Input records.

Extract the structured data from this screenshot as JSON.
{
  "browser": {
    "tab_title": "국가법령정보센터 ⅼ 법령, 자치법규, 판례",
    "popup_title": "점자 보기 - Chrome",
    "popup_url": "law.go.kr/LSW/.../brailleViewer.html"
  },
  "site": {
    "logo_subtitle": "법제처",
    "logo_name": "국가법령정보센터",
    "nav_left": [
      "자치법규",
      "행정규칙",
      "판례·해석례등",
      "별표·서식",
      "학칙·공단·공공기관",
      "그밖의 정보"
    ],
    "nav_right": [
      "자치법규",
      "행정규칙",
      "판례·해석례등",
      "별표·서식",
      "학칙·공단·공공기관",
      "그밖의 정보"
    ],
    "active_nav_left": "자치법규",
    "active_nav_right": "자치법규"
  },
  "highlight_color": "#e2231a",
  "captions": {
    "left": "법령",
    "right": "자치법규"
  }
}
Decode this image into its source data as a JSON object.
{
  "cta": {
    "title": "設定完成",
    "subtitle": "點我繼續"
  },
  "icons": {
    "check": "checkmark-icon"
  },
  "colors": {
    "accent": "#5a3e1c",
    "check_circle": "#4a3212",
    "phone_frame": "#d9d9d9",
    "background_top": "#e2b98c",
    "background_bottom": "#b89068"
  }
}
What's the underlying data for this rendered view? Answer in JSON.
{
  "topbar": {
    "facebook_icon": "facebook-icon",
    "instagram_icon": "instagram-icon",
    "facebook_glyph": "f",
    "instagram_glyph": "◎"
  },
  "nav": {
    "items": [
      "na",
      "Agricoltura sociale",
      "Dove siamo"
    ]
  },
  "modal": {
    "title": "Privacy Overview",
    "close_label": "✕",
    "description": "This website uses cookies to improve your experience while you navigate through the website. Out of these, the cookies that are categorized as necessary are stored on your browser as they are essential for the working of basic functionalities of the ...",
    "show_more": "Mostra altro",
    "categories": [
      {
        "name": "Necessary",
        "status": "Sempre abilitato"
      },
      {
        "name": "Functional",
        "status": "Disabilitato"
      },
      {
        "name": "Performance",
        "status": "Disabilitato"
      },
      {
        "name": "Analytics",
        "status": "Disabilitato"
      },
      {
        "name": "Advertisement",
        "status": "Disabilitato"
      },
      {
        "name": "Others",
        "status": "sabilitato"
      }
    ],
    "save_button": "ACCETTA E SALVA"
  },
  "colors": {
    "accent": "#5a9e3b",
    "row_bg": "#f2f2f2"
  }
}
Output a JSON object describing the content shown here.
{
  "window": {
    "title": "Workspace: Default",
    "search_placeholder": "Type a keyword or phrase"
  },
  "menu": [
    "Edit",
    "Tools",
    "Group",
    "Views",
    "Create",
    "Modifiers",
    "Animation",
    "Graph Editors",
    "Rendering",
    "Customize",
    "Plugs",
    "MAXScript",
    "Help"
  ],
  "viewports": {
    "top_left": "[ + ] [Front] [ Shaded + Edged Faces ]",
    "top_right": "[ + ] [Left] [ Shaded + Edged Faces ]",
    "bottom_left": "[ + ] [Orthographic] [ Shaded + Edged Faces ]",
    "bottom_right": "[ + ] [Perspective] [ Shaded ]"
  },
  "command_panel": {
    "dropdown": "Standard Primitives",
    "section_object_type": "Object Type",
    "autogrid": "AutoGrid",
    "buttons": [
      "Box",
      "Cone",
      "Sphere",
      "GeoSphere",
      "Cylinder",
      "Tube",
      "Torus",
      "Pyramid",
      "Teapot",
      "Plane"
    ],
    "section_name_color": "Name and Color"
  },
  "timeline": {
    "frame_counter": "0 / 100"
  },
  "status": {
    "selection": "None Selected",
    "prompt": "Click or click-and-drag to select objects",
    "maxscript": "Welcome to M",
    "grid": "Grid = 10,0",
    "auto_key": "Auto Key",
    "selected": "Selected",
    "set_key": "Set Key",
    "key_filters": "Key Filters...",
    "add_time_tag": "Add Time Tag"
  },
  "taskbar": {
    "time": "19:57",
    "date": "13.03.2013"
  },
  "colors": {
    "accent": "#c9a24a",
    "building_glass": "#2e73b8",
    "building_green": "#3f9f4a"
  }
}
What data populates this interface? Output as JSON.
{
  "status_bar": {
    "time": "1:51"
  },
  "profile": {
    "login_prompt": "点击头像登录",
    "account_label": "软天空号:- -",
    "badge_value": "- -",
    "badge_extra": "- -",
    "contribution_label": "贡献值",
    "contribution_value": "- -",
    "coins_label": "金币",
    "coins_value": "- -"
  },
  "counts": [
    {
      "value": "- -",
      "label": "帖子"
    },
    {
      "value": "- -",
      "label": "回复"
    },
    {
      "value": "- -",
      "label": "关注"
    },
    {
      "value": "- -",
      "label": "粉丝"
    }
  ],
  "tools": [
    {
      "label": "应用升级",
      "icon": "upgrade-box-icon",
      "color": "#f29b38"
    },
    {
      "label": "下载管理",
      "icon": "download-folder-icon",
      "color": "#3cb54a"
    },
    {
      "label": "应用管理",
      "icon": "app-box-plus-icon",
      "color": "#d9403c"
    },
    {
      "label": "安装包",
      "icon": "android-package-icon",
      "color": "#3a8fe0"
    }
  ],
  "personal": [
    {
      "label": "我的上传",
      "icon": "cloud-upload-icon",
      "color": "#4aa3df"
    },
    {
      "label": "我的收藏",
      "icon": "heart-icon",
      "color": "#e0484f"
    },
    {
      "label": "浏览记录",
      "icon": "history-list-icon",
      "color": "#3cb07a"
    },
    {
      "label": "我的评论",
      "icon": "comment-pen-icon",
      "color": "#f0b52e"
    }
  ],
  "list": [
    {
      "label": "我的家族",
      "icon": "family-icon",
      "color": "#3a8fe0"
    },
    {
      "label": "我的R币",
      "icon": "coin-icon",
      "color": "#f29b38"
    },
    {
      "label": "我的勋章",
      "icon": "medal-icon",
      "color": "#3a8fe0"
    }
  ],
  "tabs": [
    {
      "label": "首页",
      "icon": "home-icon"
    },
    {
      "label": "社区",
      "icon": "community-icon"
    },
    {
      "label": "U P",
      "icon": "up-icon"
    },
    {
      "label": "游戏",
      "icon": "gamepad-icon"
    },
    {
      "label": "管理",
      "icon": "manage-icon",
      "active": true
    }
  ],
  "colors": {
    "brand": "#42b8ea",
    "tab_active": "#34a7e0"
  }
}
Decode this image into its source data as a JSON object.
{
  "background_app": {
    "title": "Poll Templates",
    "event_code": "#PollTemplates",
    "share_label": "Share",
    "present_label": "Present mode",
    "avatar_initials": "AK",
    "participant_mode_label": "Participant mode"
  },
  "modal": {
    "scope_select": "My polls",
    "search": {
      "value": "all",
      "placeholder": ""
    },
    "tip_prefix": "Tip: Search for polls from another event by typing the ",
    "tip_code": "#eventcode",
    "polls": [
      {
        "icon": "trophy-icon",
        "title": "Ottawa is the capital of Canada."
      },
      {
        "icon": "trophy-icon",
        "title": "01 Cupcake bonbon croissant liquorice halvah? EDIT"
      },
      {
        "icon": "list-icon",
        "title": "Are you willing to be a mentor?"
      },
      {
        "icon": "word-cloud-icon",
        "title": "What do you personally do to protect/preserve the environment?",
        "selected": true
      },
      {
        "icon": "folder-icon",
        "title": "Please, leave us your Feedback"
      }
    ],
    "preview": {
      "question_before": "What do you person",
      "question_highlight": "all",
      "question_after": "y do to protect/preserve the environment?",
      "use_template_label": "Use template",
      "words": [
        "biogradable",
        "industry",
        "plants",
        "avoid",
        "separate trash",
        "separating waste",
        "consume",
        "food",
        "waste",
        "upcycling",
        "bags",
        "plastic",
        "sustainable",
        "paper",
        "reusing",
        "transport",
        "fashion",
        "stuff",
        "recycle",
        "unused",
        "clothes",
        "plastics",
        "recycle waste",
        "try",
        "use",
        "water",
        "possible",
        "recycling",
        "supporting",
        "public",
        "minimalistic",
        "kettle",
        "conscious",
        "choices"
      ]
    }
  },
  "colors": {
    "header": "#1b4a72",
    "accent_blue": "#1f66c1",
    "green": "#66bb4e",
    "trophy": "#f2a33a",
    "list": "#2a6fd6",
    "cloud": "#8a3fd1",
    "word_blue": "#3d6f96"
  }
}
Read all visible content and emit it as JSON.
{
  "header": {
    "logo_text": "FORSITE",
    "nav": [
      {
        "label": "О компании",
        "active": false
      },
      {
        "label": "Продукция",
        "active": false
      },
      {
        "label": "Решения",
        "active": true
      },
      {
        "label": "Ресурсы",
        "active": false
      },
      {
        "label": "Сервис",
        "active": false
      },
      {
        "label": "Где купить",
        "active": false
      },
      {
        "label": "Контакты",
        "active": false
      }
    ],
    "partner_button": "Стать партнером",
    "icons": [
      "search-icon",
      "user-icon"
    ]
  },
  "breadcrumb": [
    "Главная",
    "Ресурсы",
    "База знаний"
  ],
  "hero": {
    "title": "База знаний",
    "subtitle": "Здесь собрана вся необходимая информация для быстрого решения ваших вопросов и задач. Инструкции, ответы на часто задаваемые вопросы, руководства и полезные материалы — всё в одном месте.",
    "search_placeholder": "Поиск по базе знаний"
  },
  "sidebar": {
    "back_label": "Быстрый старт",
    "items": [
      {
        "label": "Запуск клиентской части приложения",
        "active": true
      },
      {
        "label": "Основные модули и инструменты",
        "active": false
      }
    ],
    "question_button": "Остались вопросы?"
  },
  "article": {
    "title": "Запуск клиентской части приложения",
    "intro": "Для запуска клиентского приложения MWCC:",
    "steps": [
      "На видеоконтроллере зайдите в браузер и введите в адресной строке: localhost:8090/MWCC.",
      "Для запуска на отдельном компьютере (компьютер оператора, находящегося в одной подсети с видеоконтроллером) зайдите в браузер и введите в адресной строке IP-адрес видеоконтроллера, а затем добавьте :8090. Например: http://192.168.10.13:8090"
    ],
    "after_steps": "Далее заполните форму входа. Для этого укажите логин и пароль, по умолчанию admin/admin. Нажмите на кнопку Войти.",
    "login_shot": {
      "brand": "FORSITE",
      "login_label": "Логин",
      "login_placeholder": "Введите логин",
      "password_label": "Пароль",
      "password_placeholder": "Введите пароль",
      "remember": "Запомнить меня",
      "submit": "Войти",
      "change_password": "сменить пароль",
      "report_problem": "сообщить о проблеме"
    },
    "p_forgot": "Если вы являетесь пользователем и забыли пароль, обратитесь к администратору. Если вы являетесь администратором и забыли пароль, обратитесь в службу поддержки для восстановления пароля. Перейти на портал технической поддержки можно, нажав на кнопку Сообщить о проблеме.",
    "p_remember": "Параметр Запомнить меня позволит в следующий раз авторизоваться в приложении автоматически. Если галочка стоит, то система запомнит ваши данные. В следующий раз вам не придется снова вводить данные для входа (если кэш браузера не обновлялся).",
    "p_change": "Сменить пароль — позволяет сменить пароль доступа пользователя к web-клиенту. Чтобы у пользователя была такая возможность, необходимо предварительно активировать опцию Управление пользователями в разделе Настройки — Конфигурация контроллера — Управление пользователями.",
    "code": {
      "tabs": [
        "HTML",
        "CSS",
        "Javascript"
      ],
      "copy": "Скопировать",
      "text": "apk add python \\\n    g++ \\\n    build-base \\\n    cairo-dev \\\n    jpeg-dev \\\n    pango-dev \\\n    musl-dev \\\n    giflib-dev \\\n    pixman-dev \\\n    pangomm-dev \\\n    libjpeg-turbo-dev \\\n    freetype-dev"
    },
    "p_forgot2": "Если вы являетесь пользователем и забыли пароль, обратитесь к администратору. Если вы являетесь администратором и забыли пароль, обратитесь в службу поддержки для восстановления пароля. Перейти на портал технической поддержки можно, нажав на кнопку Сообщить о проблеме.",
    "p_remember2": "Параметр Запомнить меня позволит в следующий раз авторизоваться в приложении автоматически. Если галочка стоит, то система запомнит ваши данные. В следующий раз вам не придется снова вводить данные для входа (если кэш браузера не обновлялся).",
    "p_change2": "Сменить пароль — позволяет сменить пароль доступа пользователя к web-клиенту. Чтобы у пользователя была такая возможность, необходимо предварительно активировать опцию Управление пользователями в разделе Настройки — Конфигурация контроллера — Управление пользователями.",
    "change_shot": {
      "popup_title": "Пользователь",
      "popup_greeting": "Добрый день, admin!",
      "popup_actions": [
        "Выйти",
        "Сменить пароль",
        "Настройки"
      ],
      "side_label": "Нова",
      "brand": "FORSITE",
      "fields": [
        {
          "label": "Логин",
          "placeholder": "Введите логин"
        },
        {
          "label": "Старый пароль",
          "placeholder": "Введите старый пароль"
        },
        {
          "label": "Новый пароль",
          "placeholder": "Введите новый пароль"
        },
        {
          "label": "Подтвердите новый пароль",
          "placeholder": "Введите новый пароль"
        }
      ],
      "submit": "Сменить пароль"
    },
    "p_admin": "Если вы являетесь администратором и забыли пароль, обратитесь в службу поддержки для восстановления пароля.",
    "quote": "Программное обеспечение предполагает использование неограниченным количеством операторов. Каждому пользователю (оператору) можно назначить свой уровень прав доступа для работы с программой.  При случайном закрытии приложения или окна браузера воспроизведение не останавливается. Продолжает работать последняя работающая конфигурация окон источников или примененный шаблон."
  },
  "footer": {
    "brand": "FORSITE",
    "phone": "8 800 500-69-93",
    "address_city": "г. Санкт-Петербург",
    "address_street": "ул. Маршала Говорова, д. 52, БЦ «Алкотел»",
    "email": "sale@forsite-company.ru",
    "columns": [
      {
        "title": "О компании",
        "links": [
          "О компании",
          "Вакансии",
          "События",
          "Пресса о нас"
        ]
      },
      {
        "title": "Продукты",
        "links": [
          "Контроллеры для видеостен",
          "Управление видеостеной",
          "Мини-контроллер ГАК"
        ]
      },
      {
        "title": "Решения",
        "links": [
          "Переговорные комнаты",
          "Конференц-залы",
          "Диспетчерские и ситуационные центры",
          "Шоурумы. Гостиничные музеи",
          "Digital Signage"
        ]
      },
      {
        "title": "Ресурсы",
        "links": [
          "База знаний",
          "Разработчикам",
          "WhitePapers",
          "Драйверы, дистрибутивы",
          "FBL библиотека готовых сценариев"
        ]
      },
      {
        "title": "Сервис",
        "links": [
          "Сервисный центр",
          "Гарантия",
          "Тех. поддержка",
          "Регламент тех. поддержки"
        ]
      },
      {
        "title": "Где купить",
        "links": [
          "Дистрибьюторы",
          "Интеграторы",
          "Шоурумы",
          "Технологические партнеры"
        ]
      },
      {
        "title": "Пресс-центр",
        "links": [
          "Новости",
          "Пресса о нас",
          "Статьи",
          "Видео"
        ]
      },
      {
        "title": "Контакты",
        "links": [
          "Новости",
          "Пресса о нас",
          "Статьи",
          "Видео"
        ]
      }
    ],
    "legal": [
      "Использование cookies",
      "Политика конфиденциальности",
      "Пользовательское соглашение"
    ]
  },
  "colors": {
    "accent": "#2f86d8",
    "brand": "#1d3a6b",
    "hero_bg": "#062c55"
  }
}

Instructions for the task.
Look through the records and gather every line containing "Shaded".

Response box.
    "top_left": "[ + ] [Front] [ Shaded + Edged Faces ]",
    "top_right": "[ + ] [Left] [ Shaded + Edged Faces ]",
    "bottom_left": "[ + ] [Orthographic] [ Shaded + Edged Faces ]",
    "bottom_right": "[ + ] [Perspective] [ Shaded ]"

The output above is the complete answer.